**Task goal**. How many lines below contain the word "Sales"? Give only the number.

Data for analysis: Begin

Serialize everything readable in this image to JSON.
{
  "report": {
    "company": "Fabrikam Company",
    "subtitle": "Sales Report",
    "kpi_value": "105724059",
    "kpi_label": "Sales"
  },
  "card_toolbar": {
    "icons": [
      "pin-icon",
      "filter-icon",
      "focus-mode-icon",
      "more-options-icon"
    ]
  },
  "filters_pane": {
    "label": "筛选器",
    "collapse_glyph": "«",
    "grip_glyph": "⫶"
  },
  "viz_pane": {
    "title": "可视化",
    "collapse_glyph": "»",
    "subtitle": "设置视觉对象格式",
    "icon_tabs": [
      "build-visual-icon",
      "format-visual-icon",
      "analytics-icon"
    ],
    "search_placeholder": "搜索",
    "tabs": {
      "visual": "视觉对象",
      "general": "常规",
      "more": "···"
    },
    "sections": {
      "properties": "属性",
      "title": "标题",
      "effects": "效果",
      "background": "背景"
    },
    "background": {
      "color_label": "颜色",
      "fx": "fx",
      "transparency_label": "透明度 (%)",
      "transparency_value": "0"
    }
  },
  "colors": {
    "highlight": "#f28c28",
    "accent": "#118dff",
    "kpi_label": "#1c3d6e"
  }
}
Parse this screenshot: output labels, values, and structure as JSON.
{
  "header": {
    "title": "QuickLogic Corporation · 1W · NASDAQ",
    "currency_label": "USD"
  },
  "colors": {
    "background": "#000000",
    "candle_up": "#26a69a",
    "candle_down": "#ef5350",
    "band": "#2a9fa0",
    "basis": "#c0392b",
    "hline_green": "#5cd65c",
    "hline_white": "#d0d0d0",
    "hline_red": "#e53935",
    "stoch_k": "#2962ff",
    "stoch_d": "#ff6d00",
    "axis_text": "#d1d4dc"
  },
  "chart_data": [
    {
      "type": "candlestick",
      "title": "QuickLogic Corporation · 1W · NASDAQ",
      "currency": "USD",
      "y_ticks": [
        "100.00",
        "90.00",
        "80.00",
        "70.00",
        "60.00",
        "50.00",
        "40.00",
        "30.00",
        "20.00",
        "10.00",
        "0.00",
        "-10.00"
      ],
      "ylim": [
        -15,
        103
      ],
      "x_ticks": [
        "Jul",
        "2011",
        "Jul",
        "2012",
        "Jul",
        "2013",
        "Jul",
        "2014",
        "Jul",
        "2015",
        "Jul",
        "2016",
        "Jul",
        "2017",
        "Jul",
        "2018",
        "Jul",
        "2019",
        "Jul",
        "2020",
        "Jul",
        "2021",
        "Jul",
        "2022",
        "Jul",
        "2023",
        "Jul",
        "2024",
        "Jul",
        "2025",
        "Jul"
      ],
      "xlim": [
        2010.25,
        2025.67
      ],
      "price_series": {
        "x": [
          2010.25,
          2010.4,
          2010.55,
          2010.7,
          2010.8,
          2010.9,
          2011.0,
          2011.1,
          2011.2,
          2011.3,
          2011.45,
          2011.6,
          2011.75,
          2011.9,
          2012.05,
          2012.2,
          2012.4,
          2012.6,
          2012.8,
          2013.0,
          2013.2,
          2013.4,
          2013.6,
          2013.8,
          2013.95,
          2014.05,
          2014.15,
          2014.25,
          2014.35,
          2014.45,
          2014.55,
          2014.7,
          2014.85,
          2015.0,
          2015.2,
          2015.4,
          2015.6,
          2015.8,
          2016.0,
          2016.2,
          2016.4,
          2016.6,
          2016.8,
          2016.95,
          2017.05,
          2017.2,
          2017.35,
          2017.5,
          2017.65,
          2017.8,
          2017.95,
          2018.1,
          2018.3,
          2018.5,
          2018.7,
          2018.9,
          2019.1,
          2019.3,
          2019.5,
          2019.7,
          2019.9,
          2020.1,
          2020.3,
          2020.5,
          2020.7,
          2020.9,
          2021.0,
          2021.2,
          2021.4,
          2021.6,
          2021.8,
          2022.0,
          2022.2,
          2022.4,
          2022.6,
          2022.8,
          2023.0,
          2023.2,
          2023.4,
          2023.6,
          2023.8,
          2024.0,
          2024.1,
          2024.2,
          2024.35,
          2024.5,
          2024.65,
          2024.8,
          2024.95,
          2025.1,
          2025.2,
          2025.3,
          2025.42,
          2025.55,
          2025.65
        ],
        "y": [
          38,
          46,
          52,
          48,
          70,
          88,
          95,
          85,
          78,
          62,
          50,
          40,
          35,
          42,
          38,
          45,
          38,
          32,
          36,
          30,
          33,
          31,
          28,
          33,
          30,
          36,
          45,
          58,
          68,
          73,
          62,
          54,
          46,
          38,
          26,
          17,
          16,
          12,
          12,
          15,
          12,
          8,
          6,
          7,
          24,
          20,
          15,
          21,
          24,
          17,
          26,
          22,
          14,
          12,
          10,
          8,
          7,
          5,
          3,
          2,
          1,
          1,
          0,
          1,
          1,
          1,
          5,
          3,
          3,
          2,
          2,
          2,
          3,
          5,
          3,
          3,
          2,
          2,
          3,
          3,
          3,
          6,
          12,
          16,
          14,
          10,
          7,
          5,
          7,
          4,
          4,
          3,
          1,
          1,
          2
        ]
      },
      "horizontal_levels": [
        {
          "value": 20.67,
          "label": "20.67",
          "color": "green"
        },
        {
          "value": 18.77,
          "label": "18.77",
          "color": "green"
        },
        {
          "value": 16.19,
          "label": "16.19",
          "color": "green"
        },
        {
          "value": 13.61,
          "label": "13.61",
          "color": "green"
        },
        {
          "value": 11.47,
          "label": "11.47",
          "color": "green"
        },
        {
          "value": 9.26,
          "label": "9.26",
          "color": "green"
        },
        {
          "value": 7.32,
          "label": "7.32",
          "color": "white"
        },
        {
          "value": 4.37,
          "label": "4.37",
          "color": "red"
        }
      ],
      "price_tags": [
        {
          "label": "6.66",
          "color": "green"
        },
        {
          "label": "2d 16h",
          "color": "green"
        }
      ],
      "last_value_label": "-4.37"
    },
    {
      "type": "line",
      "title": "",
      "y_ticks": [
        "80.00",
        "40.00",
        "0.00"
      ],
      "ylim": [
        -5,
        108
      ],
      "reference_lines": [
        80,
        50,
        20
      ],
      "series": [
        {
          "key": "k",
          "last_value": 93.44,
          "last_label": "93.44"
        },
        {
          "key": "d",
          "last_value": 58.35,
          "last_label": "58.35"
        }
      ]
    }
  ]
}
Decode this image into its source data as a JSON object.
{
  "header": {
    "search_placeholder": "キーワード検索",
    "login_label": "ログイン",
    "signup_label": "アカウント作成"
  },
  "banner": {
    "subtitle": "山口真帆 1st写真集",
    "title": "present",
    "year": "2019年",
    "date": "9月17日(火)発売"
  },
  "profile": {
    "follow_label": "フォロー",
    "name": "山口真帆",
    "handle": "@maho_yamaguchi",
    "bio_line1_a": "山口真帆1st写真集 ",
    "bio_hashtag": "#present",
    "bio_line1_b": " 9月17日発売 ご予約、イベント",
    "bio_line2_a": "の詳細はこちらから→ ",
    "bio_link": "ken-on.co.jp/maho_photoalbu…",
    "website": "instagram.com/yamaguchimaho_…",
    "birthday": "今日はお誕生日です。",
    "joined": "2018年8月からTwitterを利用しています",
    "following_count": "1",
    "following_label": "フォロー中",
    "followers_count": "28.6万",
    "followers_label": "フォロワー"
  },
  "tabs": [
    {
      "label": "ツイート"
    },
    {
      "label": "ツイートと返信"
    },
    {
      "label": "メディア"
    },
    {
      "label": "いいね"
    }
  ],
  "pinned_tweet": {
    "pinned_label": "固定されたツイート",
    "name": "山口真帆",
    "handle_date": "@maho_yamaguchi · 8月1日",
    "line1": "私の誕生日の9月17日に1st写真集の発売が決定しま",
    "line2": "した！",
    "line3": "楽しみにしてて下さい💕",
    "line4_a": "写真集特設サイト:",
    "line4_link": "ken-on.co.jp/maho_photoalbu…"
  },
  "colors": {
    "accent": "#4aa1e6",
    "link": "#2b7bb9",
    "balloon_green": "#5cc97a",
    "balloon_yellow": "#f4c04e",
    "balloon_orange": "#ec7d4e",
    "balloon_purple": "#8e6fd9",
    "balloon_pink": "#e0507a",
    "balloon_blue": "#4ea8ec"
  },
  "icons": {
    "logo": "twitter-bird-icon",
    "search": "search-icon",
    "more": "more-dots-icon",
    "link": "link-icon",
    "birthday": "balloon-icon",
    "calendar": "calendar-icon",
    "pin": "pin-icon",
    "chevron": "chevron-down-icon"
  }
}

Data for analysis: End

**Written response**. 2